10/23/2011 02:18 pm ET Updated Oct 23, 2011

On The Postmistress : Interview With Sarah Blake

I have been an ardent reader and devoted lover of historical fiction for decades. And, while many authors can marry the nuances of fact and fiction, few -- in my opinion -- can blend it in a way where the reader wants to be involved from the very beginning.

Sarah Blake's recently published The Postmistress does just that. It offers an inimitable blend of World War II era history, stunning heroines and a very different look at the power of how we once communicated versus how we communicate today.

I had the chance to interview Blake about The Postmistress, how it came to be and her advice for writers.

Laura Cococcia: What was the inspiration behind The Postmistress?

Sarah Blake: The Postmistress began with an image that flashed into my head one day of a woman in a post office sorting the mail: she looks down at the envelope in her hand, looks up to see if anyone is watching, and then slides the envelope into her pocket. I was interested in trying to write a war novel that took place off the battlefield, in the lives of ordinary women, and in particular I wanted to tell a story in which the effects of war are seen in how these characters come to understand their relation to the truth and to what is right. A postmaster who doesn't deliver a letter, a war reporter who can't report a story -- these two characters evolved out of the combination of that initial image and the desire to tell a different kind of war story.

LC: What did you find most challenging about writing it? The most rewarding?

SB: It took eight years to write this novel, in part because of the seduction of research--one fact leads to another and there are so many great true stories to try and use--but also because I wasn't quite sure how to weave the stories of the three women together. I wanted to capture the simultaneity of two worlds -- England at war -- Franklin in peace -- and it wasn't until I hit upon the device of moving the narrative back and forth on Frankie's broadcasts that the stories began to work for me. That moment of discovery was the most rewarding!

LC: I always admire historical fiction authors -- they're able to weave together events from history and rich characters, as you've done extremely well.
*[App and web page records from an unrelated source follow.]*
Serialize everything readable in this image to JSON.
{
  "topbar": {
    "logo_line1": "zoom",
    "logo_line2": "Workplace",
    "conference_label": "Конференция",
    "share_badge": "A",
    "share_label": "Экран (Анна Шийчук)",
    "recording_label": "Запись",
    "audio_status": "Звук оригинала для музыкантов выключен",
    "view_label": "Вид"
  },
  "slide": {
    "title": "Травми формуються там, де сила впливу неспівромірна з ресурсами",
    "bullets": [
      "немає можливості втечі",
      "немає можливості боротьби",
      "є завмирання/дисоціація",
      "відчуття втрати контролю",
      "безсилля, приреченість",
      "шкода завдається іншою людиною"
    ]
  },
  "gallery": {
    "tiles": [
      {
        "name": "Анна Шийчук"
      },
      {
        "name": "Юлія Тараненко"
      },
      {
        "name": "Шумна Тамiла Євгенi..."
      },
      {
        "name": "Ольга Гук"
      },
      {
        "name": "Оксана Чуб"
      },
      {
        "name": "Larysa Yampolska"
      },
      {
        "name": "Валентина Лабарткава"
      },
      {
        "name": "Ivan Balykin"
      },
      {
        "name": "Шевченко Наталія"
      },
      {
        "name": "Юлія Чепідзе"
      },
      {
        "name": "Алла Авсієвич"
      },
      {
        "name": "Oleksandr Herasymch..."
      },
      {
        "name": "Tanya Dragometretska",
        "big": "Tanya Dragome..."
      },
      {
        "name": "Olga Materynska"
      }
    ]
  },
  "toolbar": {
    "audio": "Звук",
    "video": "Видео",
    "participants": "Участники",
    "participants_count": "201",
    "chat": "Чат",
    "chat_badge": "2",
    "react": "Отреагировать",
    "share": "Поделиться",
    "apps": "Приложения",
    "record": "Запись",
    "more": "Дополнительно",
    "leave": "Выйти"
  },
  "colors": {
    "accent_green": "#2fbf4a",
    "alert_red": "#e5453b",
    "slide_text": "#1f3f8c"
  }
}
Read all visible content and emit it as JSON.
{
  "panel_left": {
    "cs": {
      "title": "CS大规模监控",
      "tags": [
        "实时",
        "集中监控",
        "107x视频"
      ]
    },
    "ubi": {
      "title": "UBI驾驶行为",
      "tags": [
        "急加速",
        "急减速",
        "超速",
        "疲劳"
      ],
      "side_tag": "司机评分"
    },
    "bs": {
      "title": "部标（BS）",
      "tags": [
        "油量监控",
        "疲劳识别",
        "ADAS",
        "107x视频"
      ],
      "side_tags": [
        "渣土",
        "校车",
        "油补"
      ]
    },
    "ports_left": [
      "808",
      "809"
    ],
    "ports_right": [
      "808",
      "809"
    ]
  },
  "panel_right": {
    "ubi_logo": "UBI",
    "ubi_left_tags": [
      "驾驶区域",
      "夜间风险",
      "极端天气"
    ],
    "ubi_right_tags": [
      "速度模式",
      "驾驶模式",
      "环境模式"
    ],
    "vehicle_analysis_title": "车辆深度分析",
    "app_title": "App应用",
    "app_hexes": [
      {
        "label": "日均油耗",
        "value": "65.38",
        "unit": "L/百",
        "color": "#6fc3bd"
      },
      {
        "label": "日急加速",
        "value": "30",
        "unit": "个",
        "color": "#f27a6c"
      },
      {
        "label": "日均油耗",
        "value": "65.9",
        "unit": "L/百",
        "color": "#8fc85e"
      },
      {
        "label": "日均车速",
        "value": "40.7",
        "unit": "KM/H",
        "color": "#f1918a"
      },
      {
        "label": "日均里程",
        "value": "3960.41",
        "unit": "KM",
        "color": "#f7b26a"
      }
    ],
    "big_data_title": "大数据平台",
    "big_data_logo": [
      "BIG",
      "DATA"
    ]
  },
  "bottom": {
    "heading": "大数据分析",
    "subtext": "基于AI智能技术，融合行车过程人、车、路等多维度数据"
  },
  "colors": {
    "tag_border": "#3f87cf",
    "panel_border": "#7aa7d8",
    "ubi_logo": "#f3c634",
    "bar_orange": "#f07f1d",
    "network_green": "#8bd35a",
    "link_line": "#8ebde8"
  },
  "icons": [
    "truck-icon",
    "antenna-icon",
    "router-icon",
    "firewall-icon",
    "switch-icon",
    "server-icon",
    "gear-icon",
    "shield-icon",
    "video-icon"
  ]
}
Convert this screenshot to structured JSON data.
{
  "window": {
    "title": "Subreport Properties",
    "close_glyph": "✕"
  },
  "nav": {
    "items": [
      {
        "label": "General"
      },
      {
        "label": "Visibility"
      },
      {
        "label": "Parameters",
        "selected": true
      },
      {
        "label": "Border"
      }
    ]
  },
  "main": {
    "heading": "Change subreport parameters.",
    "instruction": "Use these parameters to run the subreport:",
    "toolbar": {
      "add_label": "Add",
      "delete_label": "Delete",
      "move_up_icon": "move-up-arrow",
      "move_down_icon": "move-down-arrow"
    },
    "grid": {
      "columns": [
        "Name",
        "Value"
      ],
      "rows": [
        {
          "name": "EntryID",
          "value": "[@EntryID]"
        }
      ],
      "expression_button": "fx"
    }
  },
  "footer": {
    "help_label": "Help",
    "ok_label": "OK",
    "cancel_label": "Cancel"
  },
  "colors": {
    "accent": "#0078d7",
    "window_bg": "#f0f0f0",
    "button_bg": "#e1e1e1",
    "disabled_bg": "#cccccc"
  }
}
From your experience, what are some keys to success for crafting compelling historical fiction?

SB: A friend of mine who studied with Joan Didion told me that Didion admonished: when you look up from what you're writing, see what the character sees, not your room. I think one of the great challenges of writing historical fiction is to have done your research so well that it can disappear. The goal is to be able to look up from my computer and see and hear the 1940s, so that my work doesn't read as research, it reads as a world.

Of course, the more research you've done the broader your canvas can become, and it's hard to give up some of the facts or events that you might have uncovered. This is a challenge as well, to know when to hew more to the story you're writing than to the history you've studied.
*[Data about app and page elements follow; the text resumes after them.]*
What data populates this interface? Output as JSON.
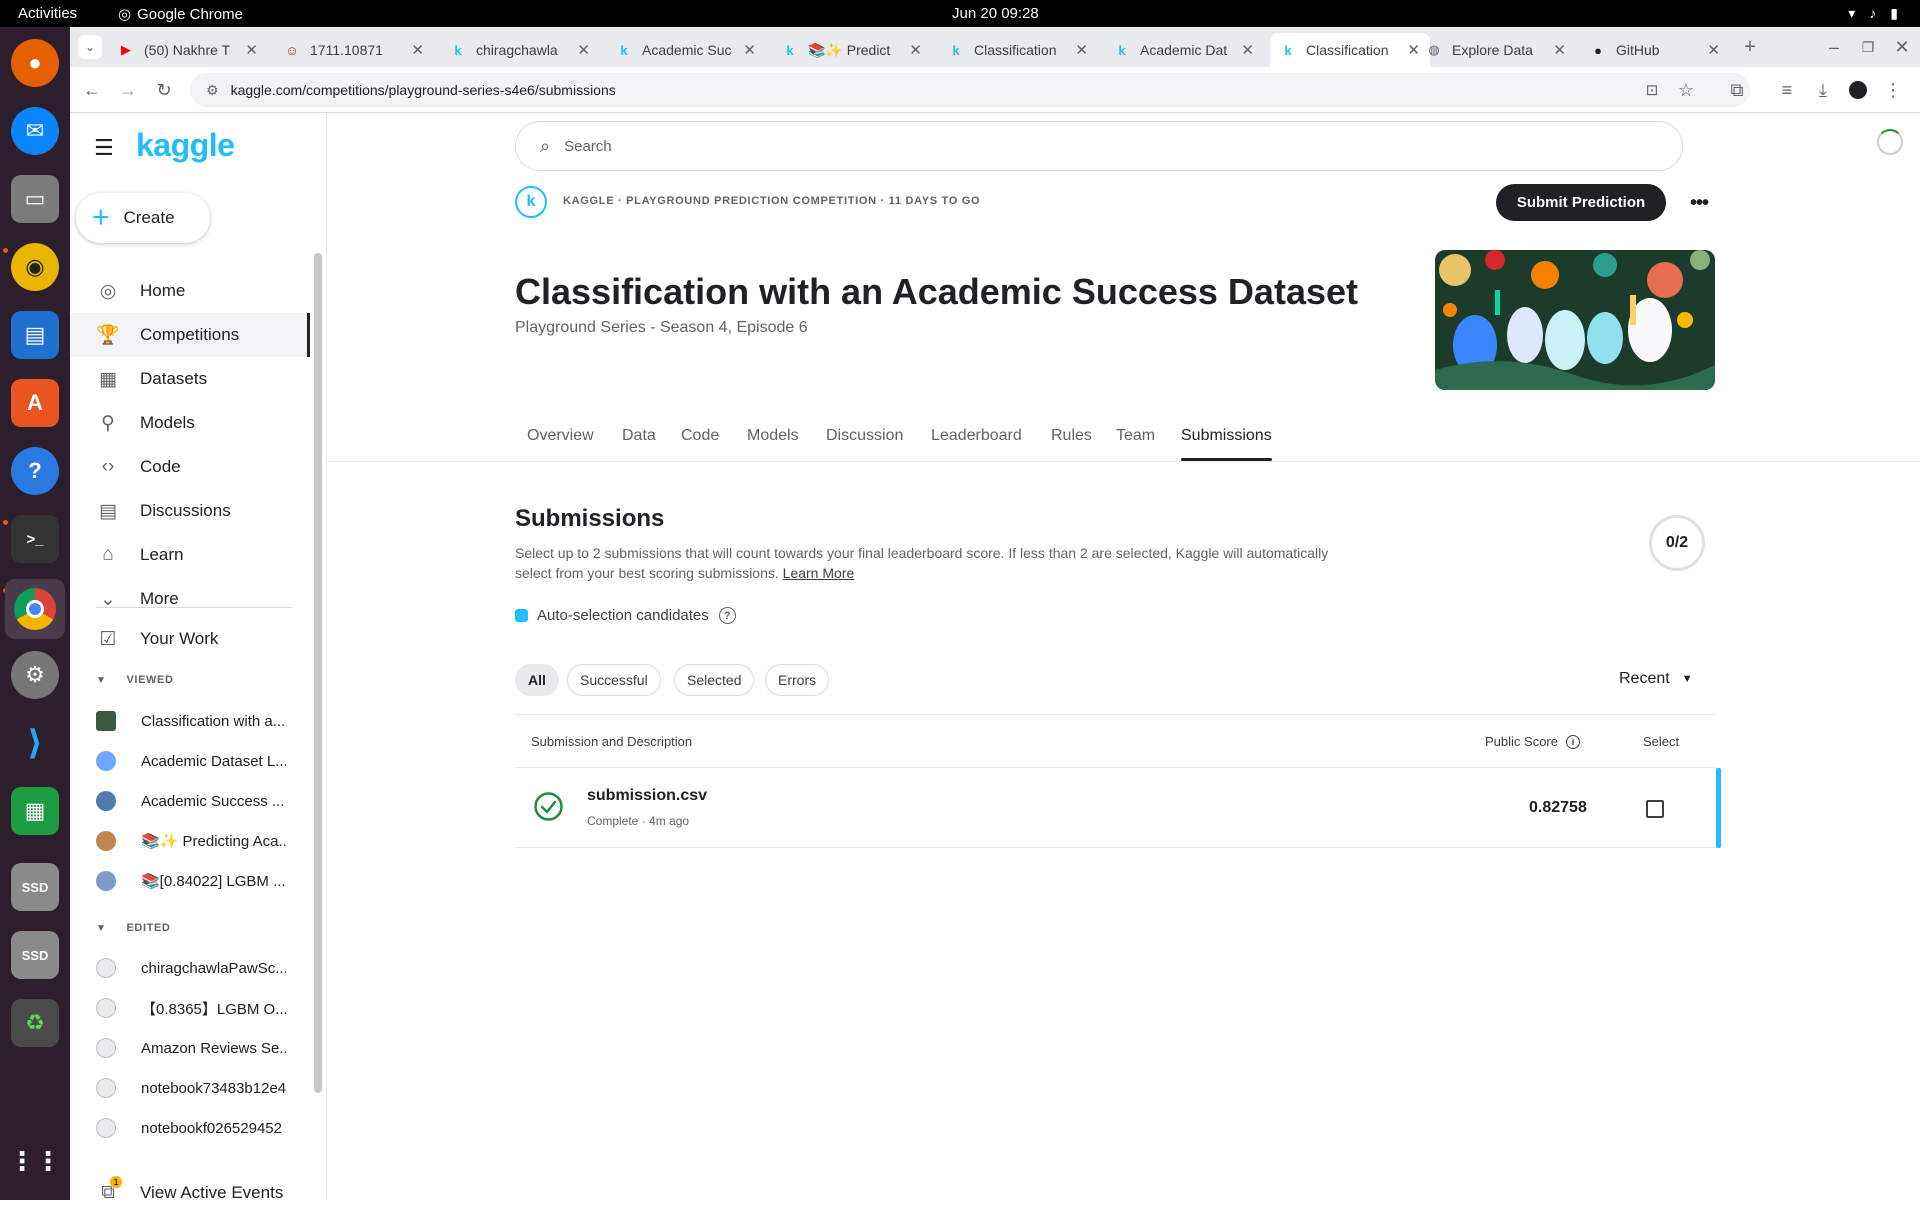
{
  "os": {
    "activities": "Activities",
    "app_name": "Google Chrome",
    "clock": "Jun 20  09:28"
  },
  "browser": {
    "tabs": [
      {
        "title": "(50) Nakhre T",
        "icon": "youtube-icon",
        "color": "#ff0000"
      },
      {
        "title": "1711.10871",
        "icon": "arxiv-icon",
        "color": "#b31b1b"
      },
      {
        "title": "chiragchawla",
        "icon": "kaggle-icon",
        "color": "#20beff"
      },
      {
        "title": "Academic Suc",
        "icon": "kaggle-icon",
        "color": "#20beff"
      },
      {
        "title": "📚✨ Predict",
        "icon": "kaggle-icon",
        "color": "#20beff"
      },
      {
        "title": "Classification",
        "icon": "kaggle-icon",
        "color": "#20beff"
      },
      {
        "title": "Academic Dat",
        "icon": "kaggle-icon",
        "color": "#20beff"
      },
      {
        "title": "Classification",
        "icon": "kaggle-icon",
        "color": "#20beff",
        "active": true
      },
      {
        "title": "Explore Data",
        "icon": "globe-icon",
        "color": "#5f6368"
      },
      {
        "title": "GitHub",
        "icon": "github-icon",
        "color": "#202124"
      }
    ],
    "url": "kaggle.com/competitions/playground-series-s4e6/submissions"
  },
  "sidebar": {
    "logo": "kaggle",
    "create_label": "Create",
    "nav": [
      {
        "label": "Home",
        "icon": "compass-icon"
      },
      {
        "label": "Competitions",
        "icon": "trophy-icon",
        "active": true
      },
      {
        "label": "Datasets",
        "icon": "table-icon"
      },
      {
        "label": "Models",
        "icon": "models-icon"
      },
      {
        "label": "Code",
        "icon": "code-icon"
      },
      {
        "label": "Discussions",
        "icon": "discussion-icon"
      },
      {
        "label": "Learn",
        "icon": "school-icon"
      },
      {
        "label": "More",
        "icon": "chevron-down-icon"
      }
    ],
    "your_work": "Your Work",
    "viewed_heading": "VIEWED",
    "viewed": [
      "Classification with a...",
      "Academic Dataset L...",
      "Academic Success ...",
      "📚✨ Predicting Aca...",
      "📚[0.84022] LGBM ..."
    ],
    "edited_heading": "EDITED",
    "edited": [
      "chiragchawlaPawSc...",
      "【0.8365】LGBM O...",
      "Amazon Reviews Se...",
      "notebook73483b12e4",
      "notebookf026529452"
    ],
    "view_active_events": "View Active Events",
    "events_badge": "1"
  },
  "competition": {
    "search_placeholder": "Search",
    "breadcrumb": "KAGGLE · PLAYGROUND PREDICTION COMPETITION · 11 DAYS TO GO",
    "submit_label": "Submit Prediction",
    "title": "Classification with an Academic Success Dataset",
    "subtitle": "Playground Series - Season 4, Episode 6",
    "tabs": [
      "Overview",
      "Data",
      "Code",
      "Models",
      "Discussion",
      "Leaderboard",
      "Rules",
      "Team",
      "Submissions"
    ],
    "active_tab": "Submissions"
  },
  "submissions": {
    "heading": "Submissions",
    "desc": "Select up to 2 submissions that will count towards your final leaderboard score. If less than 2 are selected, Kaggle will automatically select from your best scoring submissions.",
    "learn_more": "Learn More",
    "counter": "0/2",
    "auto_selection": "Auto-selection candidates",
    "filters": [
      "All",
      "Successful",
      "Selected",
      "Errors"
    ],
    "sort": "Recent",
    "col_submission": "Submission and Description",
    "col_score": "Public Score",
    "col_select": "Select",
    "rows": [
      {
        "file": "submission.csv",
        "status": "Complete",
        "time": "4m ago",
        "score": "0.82758",
        "selected": false
      }
    ]
  },
  "colors": {
    "kaggle_blue": "#20beff",
    "success_green": "#1e8e3e",
    "dark_button": "#202124"
  }
}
LC: Of course, every reader has an individual relationship with a novel or story. Is there anything specific, though, that you'd like readers to take away from The Postmistress?

SB: I don't have any specific thing; in fact the great delight for me has been hearing from readers what they have taken away from reading the book!

LC: This one's for aspiring authors -- what advice do you have for writers looking to stay committed to their writing practice?

SB: Brick by brick. That's how I feel this book came about. Every day I would go up to my study, and for as long as I had -- an hour, three hours, five -- I would try and build the world. I tried to write something every day, something that might never make it into the larger draft, but something that might spur something else to come along, some invisible mortar. And I read all the time, studying the masters of plot and of character.